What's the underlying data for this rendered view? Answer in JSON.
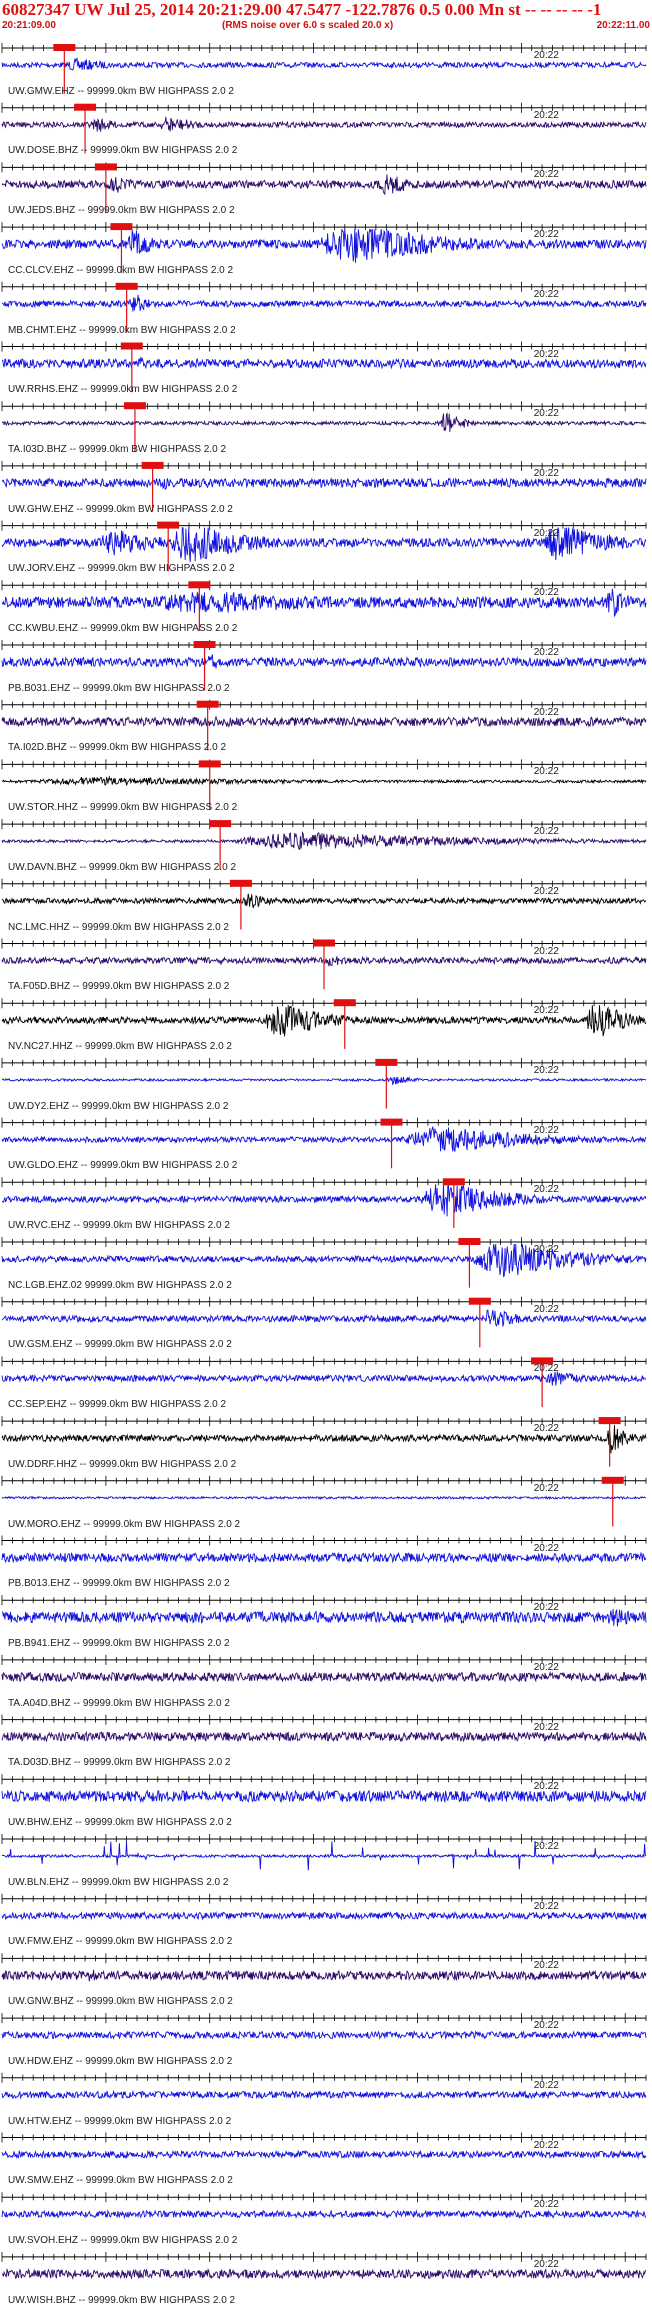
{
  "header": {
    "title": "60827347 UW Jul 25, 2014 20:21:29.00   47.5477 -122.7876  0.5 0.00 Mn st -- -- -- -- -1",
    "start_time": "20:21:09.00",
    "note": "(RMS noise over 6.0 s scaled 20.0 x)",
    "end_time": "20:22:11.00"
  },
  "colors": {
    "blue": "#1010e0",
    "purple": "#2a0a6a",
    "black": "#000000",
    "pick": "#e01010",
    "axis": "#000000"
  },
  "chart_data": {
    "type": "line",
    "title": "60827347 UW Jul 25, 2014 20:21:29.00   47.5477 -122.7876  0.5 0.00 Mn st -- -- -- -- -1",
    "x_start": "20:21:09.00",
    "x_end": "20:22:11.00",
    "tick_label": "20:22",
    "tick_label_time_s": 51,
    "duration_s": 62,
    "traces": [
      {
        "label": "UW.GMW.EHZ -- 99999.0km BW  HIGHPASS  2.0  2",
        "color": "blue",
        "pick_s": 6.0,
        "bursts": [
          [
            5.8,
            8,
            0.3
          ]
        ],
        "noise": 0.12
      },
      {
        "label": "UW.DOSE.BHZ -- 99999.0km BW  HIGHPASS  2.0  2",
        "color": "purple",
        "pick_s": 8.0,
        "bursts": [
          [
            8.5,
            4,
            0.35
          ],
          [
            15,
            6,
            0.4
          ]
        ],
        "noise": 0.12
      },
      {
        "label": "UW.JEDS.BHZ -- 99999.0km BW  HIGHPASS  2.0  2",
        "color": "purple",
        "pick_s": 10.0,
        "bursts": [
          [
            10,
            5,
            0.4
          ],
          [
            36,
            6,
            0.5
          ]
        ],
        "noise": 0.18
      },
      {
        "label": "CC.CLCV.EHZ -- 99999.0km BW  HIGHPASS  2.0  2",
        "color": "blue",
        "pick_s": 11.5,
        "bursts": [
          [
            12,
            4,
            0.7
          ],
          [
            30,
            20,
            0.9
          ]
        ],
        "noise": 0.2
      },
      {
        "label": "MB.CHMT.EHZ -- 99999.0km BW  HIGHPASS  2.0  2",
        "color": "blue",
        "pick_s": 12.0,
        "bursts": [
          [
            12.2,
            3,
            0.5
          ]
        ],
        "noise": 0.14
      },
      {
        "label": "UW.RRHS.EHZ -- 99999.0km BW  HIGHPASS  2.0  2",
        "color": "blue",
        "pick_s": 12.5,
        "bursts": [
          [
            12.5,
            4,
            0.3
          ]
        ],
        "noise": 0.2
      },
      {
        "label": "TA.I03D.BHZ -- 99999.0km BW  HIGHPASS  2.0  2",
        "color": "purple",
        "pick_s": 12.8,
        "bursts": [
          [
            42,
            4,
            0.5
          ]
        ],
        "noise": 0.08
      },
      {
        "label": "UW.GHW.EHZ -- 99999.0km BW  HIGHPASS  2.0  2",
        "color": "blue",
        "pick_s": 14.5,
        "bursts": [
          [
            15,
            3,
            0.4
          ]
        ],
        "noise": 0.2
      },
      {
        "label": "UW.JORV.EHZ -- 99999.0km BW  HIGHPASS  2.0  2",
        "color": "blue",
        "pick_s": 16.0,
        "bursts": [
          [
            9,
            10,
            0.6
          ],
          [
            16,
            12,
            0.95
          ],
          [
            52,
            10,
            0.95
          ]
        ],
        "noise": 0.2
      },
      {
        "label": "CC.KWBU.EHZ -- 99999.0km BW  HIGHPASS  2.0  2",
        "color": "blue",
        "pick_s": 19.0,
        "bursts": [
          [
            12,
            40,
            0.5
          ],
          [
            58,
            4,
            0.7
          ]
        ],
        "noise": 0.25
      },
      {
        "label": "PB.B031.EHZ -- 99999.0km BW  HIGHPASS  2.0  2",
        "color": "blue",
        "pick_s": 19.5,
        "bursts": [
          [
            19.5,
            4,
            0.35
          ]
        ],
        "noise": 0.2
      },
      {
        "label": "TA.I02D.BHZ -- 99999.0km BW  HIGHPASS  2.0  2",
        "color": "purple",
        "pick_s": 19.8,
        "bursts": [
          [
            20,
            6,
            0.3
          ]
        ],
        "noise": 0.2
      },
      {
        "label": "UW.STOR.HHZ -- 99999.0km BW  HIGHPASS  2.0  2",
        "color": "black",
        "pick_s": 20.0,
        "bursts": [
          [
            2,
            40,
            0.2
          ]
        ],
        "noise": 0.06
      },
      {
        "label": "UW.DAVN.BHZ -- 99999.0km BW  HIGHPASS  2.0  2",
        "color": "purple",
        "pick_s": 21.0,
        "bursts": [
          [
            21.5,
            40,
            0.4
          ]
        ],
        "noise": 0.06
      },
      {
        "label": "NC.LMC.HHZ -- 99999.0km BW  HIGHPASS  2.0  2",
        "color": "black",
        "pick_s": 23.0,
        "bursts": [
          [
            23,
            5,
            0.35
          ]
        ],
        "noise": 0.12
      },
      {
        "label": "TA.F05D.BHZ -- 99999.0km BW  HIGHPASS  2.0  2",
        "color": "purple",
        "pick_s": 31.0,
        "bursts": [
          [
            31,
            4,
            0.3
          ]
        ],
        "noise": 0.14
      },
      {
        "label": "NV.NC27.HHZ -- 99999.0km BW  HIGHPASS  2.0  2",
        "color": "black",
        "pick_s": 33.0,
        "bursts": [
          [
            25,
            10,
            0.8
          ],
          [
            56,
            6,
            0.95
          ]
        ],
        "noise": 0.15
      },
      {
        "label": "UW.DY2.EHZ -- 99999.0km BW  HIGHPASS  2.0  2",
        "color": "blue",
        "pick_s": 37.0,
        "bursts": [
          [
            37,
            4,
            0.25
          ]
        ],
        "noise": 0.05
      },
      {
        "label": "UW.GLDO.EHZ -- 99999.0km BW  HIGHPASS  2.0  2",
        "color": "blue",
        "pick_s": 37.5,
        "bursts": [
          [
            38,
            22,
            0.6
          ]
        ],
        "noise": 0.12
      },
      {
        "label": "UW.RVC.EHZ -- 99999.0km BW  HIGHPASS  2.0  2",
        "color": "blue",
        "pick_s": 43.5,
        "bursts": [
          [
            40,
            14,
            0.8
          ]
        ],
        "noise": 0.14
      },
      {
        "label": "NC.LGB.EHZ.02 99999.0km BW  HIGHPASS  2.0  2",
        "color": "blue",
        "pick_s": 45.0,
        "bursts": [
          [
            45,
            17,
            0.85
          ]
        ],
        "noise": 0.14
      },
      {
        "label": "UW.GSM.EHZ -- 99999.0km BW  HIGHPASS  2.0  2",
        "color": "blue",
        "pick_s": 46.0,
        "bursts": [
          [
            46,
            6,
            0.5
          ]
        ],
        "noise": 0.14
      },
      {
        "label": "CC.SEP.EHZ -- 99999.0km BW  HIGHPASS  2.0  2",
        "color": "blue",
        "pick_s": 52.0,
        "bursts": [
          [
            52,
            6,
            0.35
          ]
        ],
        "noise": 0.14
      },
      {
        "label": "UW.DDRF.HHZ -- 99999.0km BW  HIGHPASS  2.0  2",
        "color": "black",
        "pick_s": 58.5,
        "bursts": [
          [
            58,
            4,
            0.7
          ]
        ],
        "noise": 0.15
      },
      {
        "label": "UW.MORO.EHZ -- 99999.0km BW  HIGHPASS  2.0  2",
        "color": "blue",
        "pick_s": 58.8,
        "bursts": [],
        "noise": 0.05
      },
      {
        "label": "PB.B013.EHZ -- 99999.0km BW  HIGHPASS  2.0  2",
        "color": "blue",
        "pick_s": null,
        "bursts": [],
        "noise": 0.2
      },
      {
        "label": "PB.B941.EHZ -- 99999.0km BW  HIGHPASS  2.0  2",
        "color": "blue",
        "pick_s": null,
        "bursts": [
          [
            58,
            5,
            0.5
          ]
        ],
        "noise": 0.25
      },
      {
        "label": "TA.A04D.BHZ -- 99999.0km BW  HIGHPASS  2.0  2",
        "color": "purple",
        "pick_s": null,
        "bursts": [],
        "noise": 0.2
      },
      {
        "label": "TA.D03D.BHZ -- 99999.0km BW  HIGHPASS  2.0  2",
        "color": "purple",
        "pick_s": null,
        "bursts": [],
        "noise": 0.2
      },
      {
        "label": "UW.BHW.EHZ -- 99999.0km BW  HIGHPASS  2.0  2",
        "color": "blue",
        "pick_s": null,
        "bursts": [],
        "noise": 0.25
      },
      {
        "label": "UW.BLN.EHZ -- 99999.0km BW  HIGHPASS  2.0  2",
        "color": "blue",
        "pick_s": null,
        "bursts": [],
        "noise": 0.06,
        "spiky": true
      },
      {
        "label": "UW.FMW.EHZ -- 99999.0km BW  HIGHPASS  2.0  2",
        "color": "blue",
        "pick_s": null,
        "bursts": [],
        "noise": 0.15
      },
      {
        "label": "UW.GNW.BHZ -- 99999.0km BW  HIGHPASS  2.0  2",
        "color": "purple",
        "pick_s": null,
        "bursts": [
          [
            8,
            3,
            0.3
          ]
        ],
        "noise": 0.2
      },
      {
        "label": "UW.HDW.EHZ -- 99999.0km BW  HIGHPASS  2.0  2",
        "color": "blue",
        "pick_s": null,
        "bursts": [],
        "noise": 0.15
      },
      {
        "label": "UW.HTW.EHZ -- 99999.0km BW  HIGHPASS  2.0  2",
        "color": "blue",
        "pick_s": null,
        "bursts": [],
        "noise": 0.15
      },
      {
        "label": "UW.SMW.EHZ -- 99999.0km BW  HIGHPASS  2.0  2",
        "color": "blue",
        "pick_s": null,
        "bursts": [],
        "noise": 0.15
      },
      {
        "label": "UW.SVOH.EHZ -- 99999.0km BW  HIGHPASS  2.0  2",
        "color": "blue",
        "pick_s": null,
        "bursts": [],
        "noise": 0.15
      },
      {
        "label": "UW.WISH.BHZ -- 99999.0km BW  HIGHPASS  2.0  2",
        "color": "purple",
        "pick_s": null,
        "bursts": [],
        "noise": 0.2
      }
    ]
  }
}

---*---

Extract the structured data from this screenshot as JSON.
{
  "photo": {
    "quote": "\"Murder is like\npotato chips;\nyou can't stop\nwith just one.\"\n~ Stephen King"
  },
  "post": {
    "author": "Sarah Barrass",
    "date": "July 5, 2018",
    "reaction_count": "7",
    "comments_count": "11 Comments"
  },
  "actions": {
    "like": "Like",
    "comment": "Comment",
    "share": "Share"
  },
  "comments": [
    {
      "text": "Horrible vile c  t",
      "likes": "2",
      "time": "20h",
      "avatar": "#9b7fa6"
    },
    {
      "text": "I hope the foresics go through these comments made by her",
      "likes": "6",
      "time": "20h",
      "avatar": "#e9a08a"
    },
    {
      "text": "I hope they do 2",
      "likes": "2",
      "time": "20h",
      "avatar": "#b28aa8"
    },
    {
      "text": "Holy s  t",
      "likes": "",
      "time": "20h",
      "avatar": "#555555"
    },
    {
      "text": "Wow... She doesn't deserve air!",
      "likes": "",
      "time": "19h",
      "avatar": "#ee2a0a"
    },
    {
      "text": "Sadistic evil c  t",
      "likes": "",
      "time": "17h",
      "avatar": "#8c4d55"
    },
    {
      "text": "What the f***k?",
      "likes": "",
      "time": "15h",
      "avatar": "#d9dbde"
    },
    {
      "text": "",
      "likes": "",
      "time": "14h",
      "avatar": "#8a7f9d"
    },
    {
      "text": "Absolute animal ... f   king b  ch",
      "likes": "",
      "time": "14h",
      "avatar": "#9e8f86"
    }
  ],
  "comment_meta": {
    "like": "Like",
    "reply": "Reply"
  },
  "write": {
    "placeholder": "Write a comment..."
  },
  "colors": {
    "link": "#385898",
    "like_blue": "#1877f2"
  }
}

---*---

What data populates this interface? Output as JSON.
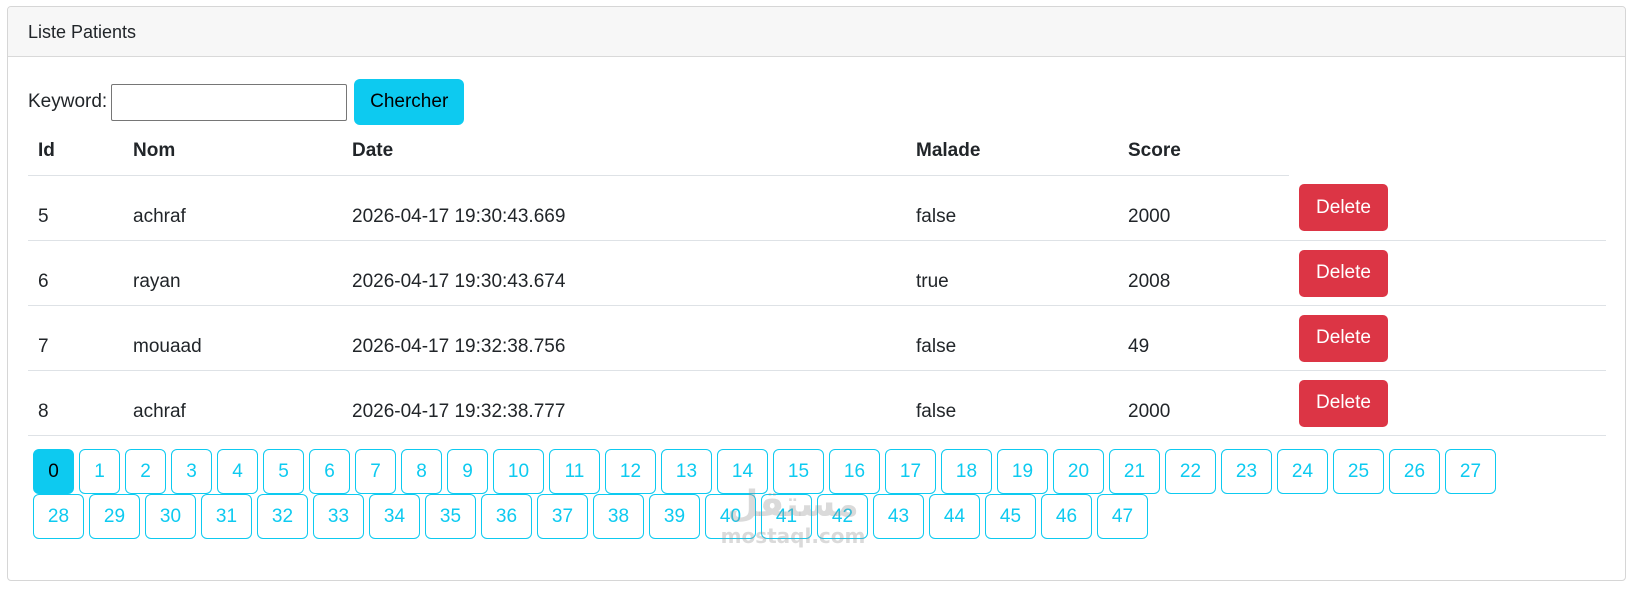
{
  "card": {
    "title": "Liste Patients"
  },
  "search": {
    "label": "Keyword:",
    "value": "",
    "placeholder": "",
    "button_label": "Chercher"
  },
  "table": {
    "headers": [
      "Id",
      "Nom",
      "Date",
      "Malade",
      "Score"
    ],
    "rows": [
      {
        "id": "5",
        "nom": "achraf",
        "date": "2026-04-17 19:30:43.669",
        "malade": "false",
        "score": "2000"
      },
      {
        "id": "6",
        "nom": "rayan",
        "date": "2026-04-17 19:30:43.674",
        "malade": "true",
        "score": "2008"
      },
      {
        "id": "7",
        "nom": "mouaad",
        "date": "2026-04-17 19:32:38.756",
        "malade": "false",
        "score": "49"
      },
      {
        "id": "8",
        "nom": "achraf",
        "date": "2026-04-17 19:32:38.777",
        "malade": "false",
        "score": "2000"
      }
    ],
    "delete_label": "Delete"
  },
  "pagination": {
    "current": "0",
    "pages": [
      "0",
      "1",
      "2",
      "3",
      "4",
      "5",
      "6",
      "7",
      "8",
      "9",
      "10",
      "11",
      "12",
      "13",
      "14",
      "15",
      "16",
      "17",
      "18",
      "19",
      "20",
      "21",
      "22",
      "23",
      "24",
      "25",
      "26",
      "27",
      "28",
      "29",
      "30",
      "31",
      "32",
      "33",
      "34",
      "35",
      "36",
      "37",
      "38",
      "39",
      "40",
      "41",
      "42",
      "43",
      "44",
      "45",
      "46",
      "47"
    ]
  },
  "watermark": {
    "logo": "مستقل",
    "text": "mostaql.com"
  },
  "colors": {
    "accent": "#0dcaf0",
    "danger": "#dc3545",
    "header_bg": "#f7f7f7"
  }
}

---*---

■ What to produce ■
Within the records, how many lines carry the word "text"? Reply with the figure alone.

■ Expected output ■
10